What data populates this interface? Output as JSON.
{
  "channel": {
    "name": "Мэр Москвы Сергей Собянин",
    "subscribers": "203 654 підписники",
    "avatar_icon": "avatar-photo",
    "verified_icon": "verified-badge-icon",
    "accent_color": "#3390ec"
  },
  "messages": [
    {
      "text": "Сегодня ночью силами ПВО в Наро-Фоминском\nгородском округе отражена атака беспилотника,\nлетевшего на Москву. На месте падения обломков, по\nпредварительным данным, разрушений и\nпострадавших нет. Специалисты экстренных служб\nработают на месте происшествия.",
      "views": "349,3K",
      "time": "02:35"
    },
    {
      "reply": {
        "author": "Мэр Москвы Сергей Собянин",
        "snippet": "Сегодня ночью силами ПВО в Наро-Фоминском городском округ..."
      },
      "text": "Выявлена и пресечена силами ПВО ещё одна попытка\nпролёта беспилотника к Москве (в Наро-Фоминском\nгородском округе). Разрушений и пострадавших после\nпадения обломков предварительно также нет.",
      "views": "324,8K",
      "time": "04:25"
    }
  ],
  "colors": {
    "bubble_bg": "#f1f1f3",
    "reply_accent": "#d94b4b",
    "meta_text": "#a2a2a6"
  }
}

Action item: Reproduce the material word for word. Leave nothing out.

Task solution:
What data populates this interface? Output as JSON.
{
  "channel": {
    "name": "Мэр Москвы Сергей Собянин",
    "subscribers": "203 654 підписники",
    "avatar_icon": "avatar-photo",
    "verified_icon": "verified-badge-icon",
    "accent_color": "#3390ec"
  },
  "messages": [
    {
      "text": "Сегодня ночью силами ПВО в Наро-Фоминском\nгородском округе отражена атака беспилотника,\nлетевшего на Москву. На месте падения обломков, по\nпредварительным данным, разрушений и\nпострадавших нет. Специалисты экстренных служб\nработают на месте происшествия.",
      "views": "349,3K",
      "time": "02:35"
    },
    {
      "reply": {
        "author": "Мэр Москвы Сергей Собянин",
        "snippet": "Сегодня ночью силами ПВО в Наро-Фоминском городском округ..."
      },
      "text": "Выявлена и пресечена силами ПВО ещё одна попытка\nпролёта беспилотника к Москве (в Наро-Фоминском\nгородском округе). Разрушений и пострадавших после\nпадения обломков предварительно также нет.",
      "views": "324,8K",
      "time": "04:25"
    }
  ],
  "colors": {
    "bubble_bg": "#f1f1f3",
    "reply_accent": "#d94b4b",
    "meta_text": "#a2a2a6"
  }
}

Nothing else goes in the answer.